The conversation was leaked to the press the following day. (...)

In a routine briefing the next day, however, government spokesperson Dimitris Reppas flatly denied that the Prime Minister was involved in the affairs of the Church of America or those of the Patriarchate.

That day, Spyridon got a private phone call from a person close to Gerasimos Arsenis, Minister for Education and Religious Affairs. According to the caller, the Patriarch expressed concern about Spyridon to Arsenis. The minister replied, however, that it was only normal that a change of leadership in the Church, especially after 38 years, would cause some problems: nonetheless, he saw no need for alarm. (...)

During the same period, Metropolitan Ioacheim of Chalcedon had visited the United States. The second-ranked hierarch in the Patriarchate hobnobbed with Fr. Alex Karloutsos and his millionaire friends. He was informed that Spyridon had alienated himself from big interests and big money in the Greek-American establishment. (...)

A $1,000,000 check donated by magnate Alex Spanos for the purchase of a Patriarchal residence in Constantinople, delivered to Bartholomew in late April by the Patriarch's "fundraiser," Fr. Alex Karloutsos, seemed to have played a decisive role in Bartholomew's decision to end the Spyridon issue then and there. (...)

Bartholomew was in constant contact with Fr. Alex Karloutsos. He even visited the artful cleric privately in his New Rochelle home, passing through New York on his way to Canada. A few days later, Fr. Karloutsos appeared on the scene in Toronto where he had another private meeting with the Patriarch. There could be no doubt: these meetings signaled a fateful shift in the relationship between the Ecumenical Patriarch and the Archbishop of America. (...)

Hostility on the horizon

On June 2, Spyridon and Bartholomew met in the VIP lounge of Turkish Airlines Turk Hava Yollari when the latter was returning to Constantinople by way of New York's JFK Airport. Once the Phanar's favorite son, the Archbishop now detected coolness, even hostility in the Patriarch's manner. "Your friends say that I do not dare. Tell them that Bartholomew dares... And do not think this has to do with money," the Patriarch admonished Spyridon. Startled, the Archbishop demanded an explanation but none was forthcoming.

A few weeks later, in September, Spyridon felt completely isolated at the Synaxis of Ruling Hierarchs of the Ecumenical Throne in Constantinople. At a meeting of the Committee for the Throne's Eparchies, he looked on stoically while Bartholomew recited a litany of grievances against him; then he offered his resignation. (...)

A flurry of attacks followed in that adverse fall of 1998.

Though it looked now as if the Patriarch supported Spyridon in his struggle with the Metropolitans, in a private discussion in the Patriarchal Office with Metropolitan Ioakeim of Chalcedon present, he asked for his Exarch's signed resignation:

Spyridon in his younger years: With his brother Manuel - At Halki playing ping-pong, 1964.

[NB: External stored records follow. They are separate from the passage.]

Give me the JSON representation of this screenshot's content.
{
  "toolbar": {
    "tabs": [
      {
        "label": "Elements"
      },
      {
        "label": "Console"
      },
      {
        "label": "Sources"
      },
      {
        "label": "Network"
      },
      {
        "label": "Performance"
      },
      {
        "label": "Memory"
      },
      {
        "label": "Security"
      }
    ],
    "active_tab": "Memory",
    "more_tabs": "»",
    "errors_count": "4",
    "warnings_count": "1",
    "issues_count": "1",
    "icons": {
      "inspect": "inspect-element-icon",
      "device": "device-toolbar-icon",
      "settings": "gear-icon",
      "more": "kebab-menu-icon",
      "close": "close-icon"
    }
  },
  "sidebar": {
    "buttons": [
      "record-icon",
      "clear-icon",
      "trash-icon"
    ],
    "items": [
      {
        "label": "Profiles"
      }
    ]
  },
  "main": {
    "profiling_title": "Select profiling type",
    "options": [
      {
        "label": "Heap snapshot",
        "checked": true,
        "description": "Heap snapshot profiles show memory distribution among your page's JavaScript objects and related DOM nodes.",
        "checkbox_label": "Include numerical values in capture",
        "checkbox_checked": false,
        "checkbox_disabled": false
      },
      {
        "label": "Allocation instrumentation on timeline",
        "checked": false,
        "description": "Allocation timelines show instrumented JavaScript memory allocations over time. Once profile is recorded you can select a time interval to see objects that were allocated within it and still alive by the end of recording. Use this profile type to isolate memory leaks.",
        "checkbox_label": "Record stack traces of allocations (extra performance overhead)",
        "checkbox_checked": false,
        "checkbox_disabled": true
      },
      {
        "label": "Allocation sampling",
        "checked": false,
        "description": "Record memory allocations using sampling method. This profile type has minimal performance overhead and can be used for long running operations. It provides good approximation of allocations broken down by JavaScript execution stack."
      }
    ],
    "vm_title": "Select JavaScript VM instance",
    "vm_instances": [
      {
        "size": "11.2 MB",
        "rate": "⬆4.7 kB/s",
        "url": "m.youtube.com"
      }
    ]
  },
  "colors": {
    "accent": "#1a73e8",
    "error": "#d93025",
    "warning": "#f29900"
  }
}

"I want to have it available here in my drawer should the opportunity arise so you do not wake up as former Archbishop of America one morning," the Patriarch warned.

To ease the atmosphere after Bartholomew's ultimatum, former Halki classmate, Metropolitan Ioakeim of Chalcedon, himself a spiritual child of Meliton of Chalcedon, advised Spyridon that instead of tendering his resignation immediately, he should wait to see what would happen. (...)

Two months later, Ioakeim phoned Spyridon and told him it was time to send the Patriarch his resignation without further ado...

For the Archbishop, however, it was like "a voice of one crying in the wilderness." He had decided that in the future the only dignified position to take with the Phanar would be "if you want it, come and get it." When Spyridon thought about the plotting and scheming that had gone on over the past year, he was convinced that the people huddling behind closed doors and managing the war from the East would have to bear full responsibility for his removal from the Throne.

He would perform his duty until the end even if it meant waking up one morning as the "former Archbishop of America," as he had been threatened.

[ Translated from Greek ]

[ Κυριακάτικη Ελευθεροτυπία - December 10, 2000 - pp. 68-69 ]
[ Ε-ONLINE - - December 10, 2000 ]